UBC Theses and Dissertations
The effects of unemployment on the spousal relationship Johnson, Murray Stuart

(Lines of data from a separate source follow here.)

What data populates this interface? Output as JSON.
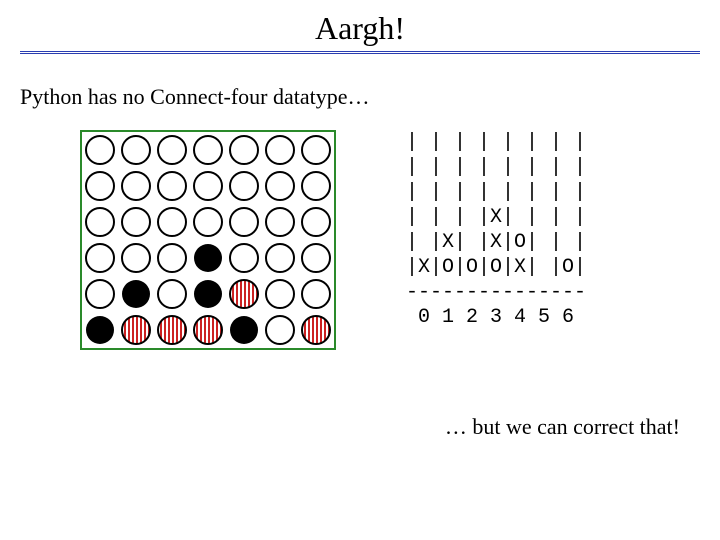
{
  "title": "Aargh!",
  "subtitle": "Python has no Connect-four datatype…",
  "footer": "… but we can correct that!",
  "board": {
    "cols": 7,
    "rows": 6,
    "legend": {
      "E": "empty-circle",
      "B": "black-piece",
      "R": "red-stripe-piece"
    },
    "grid": [
      [
        "E",
        "E",
        "E",
        "E",
        "E",
        "E",
        "E"
      ],
      [
        "E",
        "E",
        "E",
        "E",
        "E",
        "E",
        "E"
      ],
      [
        "E",
        "E",
        "E",
        "E",
        "E",
        "E",
        "E"
      ],
      [
        "E",
        "E",
        "E",
        "B",
        "E",
        "E",
        "E"
      ],
      [
        "E",
        "B",
        "E",
        "B",
        "R",
        "E",
        "E"
      ],
      [
        "B",
        "R",
        "R",
        "R",
        "B",
        "E",
        "R"
      ]
    ]
  },
  "ascii": {
    "lines": [
      "| | | | | | | |",
      "| | | | | | | |",
      "| | | | | | | |",
      "| | | |X| | | |",
      "| |X| |X|O| | |",
      "|X|O|O|O|X| |O|",
      "---------------",
      " 0 1 2 3 4 5 6"
    ]
  }
}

A study was conducted to examine the effects of unemployment on the couple relationship, including each spouse's perception of self, other and the family environment during the period of unemployment. Fourteen couples were interviewed. Following the interview, the Dyadic Adjustment Scale(DAS), (Spanier, 1976) and the Family Environment Scale FES, (Moos & Moos, 1976) were administered. DAS results for the couples interviewed in this study suggest very little perceived difference in the marital relationship pre and post unemployment. As a group, the sample studied fell within the normal range of adjustment suggested by Spanier. Only two couples fell below one standard deviation of Spanier's mean for married couples. FES results for the couples interviewed were, on the whole, high in the areas of expressiveness, independence, achievement orientation, active-recreational orientation, moral-religious emphasis and conflict. These results suggest that, as a group, the couples interviewed were able to cope with higher than normal levels of conflict through a high level of cohesion and expressiveness along with an emphasis on personal growth. During the period of unemployment, changes in events or behavior that were self generated tended to have a positive effect on individuals. Changes which occurred outside of their control tended to have a negative effect on individuals and couples. Effective coping strategies clustered around increased involvement in parenting, attending support groups and personal growth workshops, relying on friends and exploring alternative, self-employment possibilities. The wives of the unemployed tended to cope with unemployment of their spouse by being supportive and encouraging. These results may help other individuals and couples find effective ways of coping with unemployment. These results may also aid counsellors in understanding how couples cope with unemployment and lead to more effective interventions for this population.
Item Citations and Data